**PROBLEM STATEMENT:**
The word to find is "this". State how many lines below contain it, giving only the number.

Stored entries:
——————

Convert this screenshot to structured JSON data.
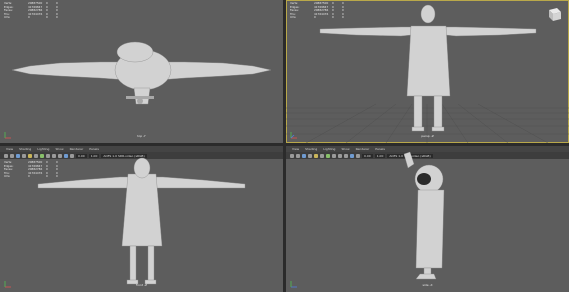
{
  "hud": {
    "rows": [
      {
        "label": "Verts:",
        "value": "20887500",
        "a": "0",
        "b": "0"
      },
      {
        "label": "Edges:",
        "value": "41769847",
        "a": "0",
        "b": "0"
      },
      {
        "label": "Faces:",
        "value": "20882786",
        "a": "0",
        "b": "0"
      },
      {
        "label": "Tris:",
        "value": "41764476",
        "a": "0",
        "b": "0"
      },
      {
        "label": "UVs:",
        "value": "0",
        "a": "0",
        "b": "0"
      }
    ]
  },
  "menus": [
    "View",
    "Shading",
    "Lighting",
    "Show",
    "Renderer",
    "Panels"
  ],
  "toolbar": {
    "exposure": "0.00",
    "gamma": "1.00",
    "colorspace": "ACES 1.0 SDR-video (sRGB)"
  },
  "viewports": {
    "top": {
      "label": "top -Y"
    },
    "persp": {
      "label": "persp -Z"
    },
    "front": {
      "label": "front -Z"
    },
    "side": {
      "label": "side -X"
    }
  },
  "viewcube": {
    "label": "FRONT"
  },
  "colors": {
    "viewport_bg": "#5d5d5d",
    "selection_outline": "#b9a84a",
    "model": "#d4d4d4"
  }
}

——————

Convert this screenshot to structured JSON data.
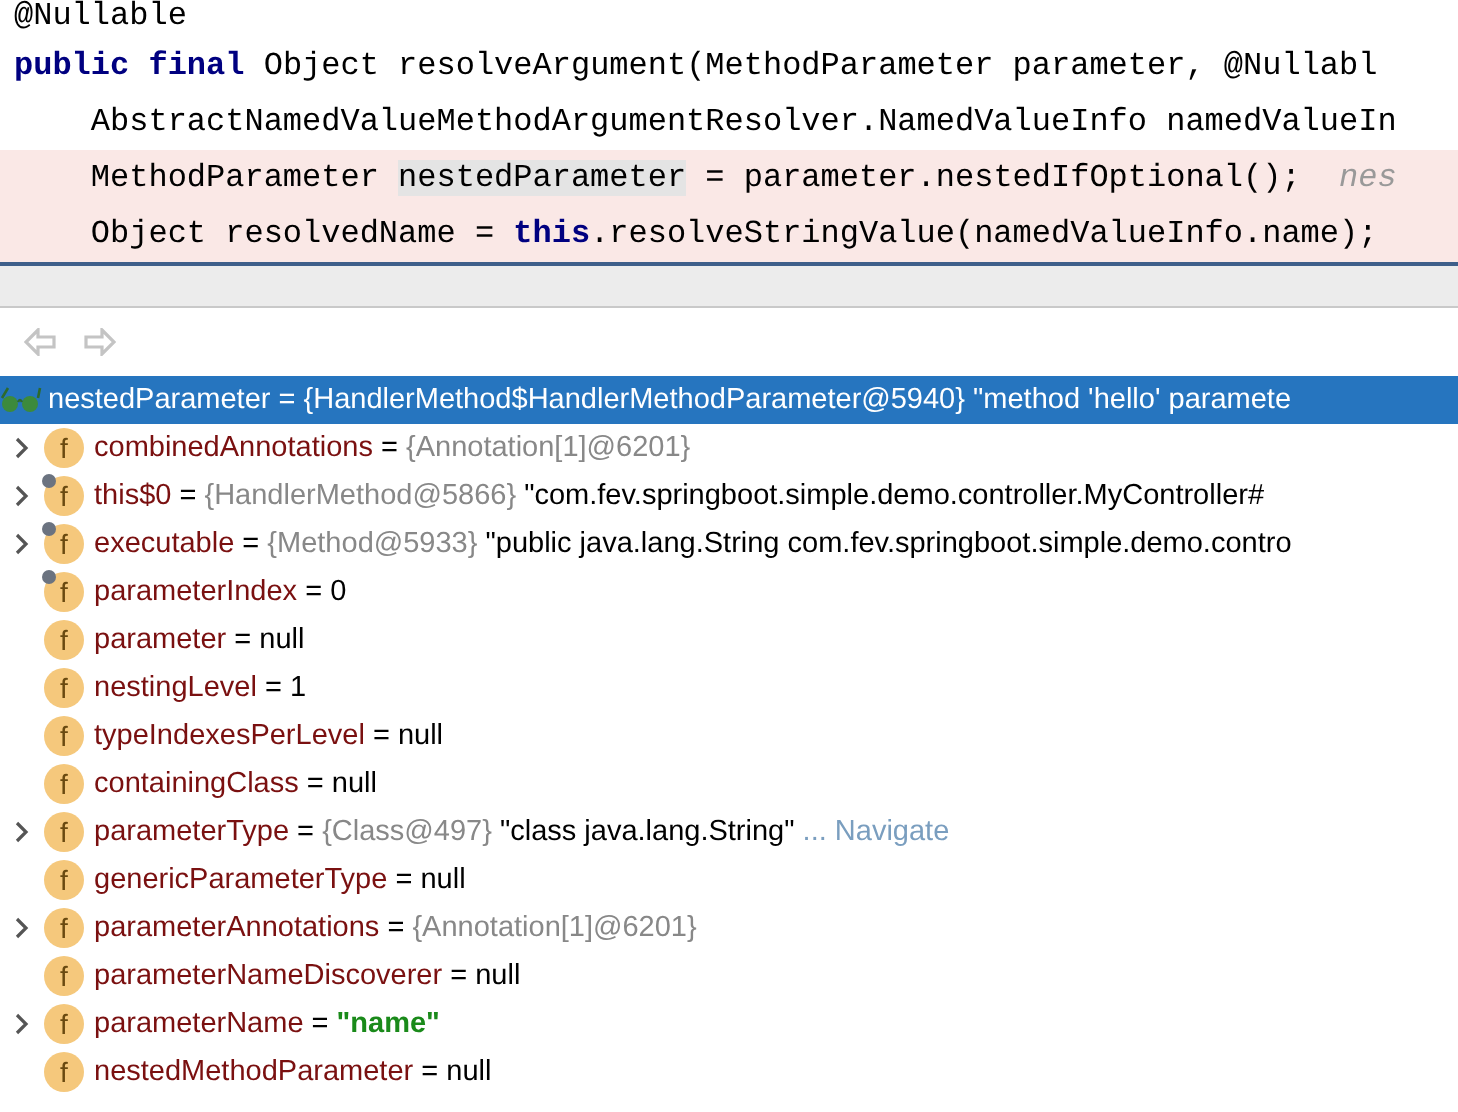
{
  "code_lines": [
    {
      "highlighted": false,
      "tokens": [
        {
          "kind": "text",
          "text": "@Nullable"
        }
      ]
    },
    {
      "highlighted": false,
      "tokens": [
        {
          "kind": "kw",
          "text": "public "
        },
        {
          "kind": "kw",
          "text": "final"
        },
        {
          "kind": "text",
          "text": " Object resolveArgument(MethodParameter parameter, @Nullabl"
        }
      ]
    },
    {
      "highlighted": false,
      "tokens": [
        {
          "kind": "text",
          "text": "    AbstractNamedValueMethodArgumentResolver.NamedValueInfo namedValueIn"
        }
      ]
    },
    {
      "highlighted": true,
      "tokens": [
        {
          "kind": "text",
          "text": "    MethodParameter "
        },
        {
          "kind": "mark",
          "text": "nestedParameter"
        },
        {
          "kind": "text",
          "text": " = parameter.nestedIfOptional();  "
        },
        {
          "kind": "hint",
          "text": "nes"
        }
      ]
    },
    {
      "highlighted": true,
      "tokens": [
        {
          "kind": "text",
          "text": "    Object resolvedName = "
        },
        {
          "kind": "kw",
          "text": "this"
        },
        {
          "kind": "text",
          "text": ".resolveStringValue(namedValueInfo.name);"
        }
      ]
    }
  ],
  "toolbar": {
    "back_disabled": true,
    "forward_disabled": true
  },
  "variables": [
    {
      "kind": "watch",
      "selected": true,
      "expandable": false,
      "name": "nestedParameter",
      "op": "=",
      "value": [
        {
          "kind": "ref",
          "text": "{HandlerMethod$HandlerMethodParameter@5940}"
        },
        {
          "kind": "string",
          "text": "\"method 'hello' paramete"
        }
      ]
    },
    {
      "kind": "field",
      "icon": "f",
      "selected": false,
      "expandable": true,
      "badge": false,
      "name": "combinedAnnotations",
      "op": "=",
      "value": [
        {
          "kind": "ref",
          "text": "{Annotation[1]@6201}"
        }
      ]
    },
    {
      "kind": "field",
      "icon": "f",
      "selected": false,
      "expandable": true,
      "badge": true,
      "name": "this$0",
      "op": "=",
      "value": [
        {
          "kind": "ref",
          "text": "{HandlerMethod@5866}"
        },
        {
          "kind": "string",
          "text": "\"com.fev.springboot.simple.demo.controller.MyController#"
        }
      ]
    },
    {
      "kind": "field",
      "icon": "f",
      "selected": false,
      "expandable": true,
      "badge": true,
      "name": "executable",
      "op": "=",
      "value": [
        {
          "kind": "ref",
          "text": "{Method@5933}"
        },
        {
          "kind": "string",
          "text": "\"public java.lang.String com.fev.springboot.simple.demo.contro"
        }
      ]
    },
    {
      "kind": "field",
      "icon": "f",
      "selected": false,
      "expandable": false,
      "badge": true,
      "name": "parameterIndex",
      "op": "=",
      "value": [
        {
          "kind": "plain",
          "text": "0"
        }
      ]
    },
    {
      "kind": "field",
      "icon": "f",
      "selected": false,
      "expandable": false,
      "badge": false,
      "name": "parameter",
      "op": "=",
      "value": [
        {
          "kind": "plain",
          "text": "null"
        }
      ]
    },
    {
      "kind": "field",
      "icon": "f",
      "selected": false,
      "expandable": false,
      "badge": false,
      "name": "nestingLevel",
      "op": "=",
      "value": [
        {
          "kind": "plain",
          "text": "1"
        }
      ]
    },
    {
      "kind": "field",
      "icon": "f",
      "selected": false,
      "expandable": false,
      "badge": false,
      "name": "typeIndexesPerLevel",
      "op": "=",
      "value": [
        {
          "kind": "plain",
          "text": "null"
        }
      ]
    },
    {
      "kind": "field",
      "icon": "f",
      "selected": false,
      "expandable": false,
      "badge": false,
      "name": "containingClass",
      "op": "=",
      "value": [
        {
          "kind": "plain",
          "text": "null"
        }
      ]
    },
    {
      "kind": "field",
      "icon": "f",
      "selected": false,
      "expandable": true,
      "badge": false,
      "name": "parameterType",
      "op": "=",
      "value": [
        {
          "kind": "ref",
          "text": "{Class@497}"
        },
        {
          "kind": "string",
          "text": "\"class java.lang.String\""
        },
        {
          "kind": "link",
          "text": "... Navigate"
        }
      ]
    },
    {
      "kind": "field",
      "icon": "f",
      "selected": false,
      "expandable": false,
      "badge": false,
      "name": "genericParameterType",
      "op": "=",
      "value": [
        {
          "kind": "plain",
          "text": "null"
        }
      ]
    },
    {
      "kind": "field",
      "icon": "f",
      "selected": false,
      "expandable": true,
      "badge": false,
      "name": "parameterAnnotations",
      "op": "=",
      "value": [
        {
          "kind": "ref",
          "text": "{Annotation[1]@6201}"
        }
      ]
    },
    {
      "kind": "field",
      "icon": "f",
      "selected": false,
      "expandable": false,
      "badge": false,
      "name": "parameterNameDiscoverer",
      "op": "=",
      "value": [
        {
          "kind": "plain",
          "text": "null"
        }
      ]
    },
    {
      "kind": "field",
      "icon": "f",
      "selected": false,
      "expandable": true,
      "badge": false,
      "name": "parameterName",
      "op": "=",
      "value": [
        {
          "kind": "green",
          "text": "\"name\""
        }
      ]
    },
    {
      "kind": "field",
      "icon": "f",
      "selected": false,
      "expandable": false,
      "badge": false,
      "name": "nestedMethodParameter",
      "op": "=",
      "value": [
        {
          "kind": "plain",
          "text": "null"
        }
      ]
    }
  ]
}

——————

**WRITTEN RESPONSE:**
4